(Records from a data collection)
◇ ◇ ◇

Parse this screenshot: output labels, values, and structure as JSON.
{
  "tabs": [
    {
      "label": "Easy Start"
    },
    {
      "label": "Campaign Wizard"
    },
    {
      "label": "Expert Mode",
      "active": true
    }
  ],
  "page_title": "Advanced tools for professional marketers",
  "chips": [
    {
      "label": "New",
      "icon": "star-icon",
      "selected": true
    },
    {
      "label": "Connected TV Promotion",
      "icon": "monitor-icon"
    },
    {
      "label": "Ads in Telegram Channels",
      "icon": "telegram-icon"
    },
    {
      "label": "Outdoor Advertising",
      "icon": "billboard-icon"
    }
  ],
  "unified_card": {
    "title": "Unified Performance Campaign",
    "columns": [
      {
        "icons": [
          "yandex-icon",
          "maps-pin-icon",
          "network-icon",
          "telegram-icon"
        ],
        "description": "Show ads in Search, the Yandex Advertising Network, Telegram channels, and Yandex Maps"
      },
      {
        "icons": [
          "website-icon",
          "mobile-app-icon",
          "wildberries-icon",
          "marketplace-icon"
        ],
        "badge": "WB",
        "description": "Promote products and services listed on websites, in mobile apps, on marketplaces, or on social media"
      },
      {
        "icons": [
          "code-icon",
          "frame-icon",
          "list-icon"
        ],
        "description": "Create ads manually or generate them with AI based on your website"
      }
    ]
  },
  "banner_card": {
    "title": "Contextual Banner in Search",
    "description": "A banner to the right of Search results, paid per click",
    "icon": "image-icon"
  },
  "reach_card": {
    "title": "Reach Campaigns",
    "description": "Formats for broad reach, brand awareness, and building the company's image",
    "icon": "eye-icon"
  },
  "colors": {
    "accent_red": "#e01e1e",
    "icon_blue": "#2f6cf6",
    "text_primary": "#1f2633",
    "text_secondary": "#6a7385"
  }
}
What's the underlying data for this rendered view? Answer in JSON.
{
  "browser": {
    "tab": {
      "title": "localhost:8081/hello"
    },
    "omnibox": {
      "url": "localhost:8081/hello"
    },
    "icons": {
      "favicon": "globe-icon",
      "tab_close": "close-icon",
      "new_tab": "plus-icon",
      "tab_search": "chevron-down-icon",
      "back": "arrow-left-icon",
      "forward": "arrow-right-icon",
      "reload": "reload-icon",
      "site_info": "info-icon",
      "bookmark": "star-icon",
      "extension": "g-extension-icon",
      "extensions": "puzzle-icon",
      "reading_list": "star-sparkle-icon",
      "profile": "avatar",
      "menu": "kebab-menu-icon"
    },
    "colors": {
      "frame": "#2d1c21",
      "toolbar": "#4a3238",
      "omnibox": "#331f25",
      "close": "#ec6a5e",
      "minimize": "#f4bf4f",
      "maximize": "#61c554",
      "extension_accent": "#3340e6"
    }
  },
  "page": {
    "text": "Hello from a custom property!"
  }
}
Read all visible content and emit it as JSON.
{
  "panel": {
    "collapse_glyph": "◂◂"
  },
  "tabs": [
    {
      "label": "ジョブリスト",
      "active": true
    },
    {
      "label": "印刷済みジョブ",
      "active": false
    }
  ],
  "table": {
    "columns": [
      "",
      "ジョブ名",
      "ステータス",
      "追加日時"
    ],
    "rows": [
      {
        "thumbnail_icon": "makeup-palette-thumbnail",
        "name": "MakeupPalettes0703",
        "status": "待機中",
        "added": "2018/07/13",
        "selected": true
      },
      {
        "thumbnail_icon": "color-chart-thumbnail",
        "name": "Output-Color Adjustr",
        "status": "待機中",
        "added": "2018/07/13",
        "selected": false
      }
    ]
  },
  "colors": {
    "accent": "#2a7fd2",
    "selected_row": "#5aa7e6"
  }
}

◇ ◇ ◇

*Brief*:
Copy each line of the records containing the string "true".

*Problem solution*:
      "active": true
      "selected": true
      "active": true
        "selected": true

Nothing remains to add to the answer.